→ AIM OF THE EXERCISE
Using the string "López" as the key, pull each matching line out of the records below.

Extracted records
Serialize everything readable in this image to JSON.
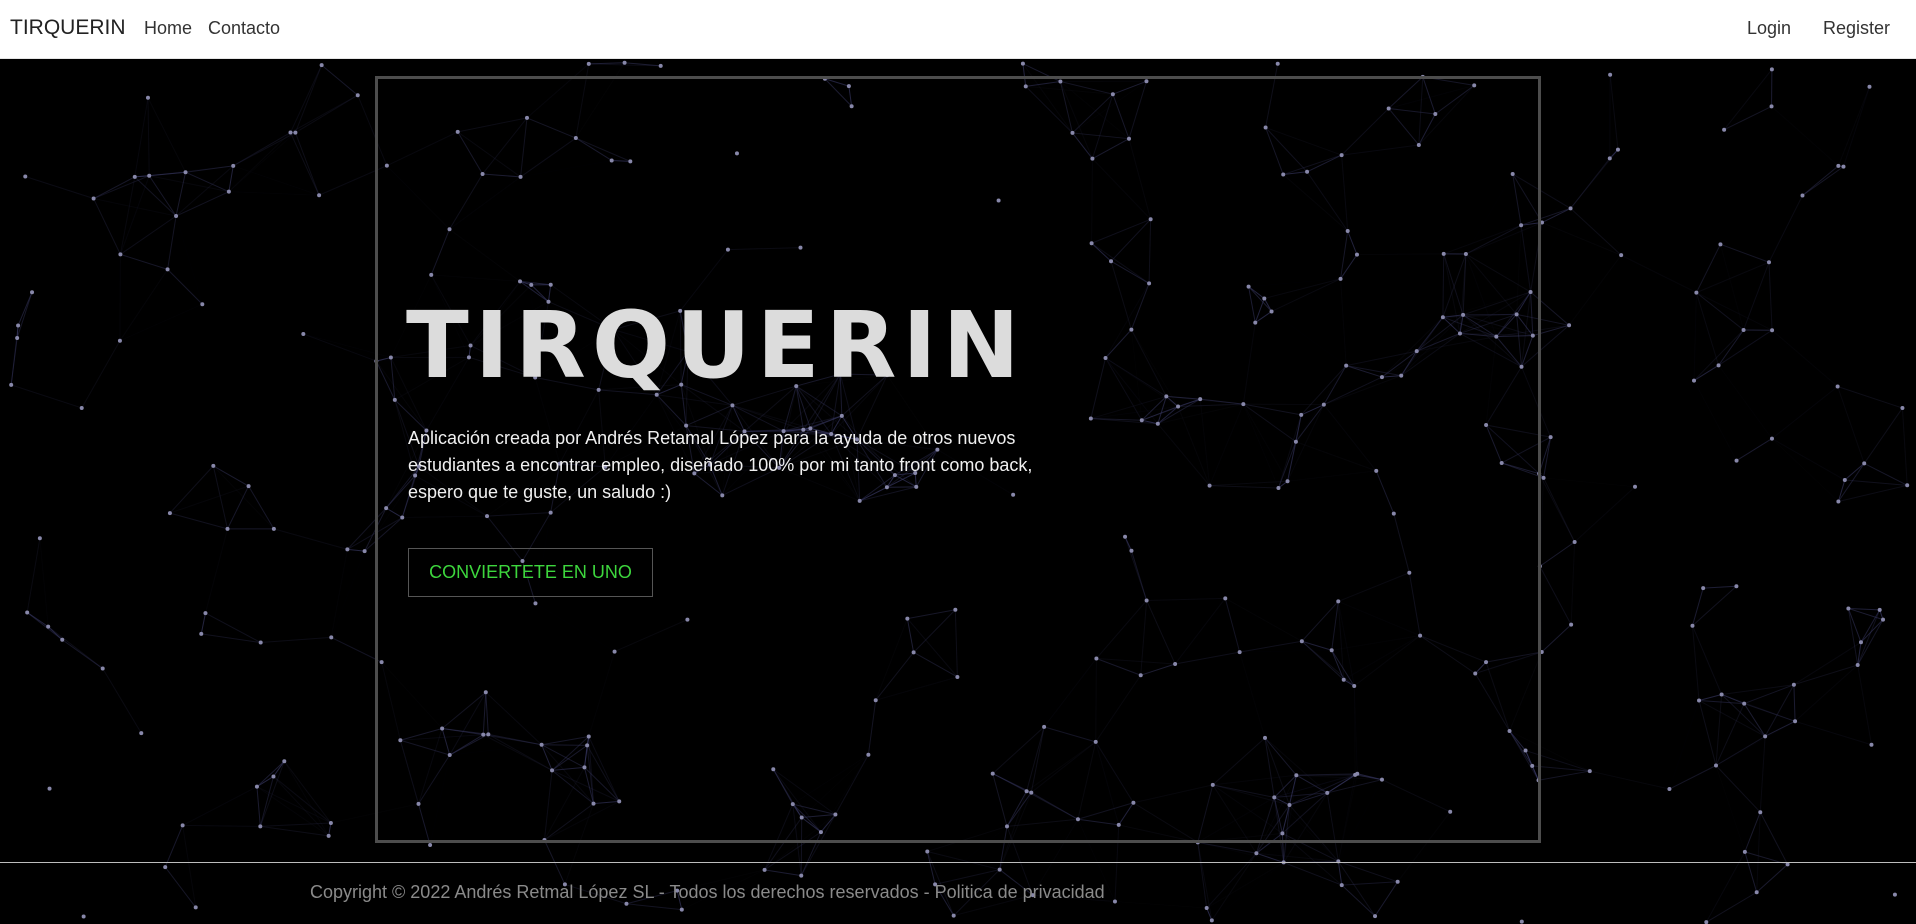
{
  "navbar": {
    "brand": "TIRQUERIN",
    "links": [
      "Home",
      "Contacto"
    ],
    "auth": {
      "login": "Login",
      "register": "Register"
    }
  },
  "hero": {
    "title": "TIRQUERIN",
    "description": "Aplicación creada por Andrés Retamal López para la ayuda de otros nuevos estudiantes a encontrar empleo, diseñado 100% por mi tanto front como back, espero que te guste, un saludo :)",
    "cta_label": "CONVIERTETE EN UNO"
  },
  "footer": {
    "copyright": "Copyright © 2022 Andrés Retmal López SL - Todos los derechos reservados - Politica de privacidad"
  },
  "colors": {
    "background": "#000000",
    "navbar": "#ffffff",
    "cta_text": "#3dd63d",
    "particles": "#8888aa"
  }
}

→ WRITTEN RESPONSE
    "description": "Aplicación creada por Andrés Retamal López para la ayuda de otros nuevos estudiantes a encontrar empleo, diseñado 100% por mi tanto front como back, espero que te guste, un saludo :)",
    "copyright": "Copyright © 2022 Andrés Retmal López SL - Todos los derechos reservados - Politica de privacidad"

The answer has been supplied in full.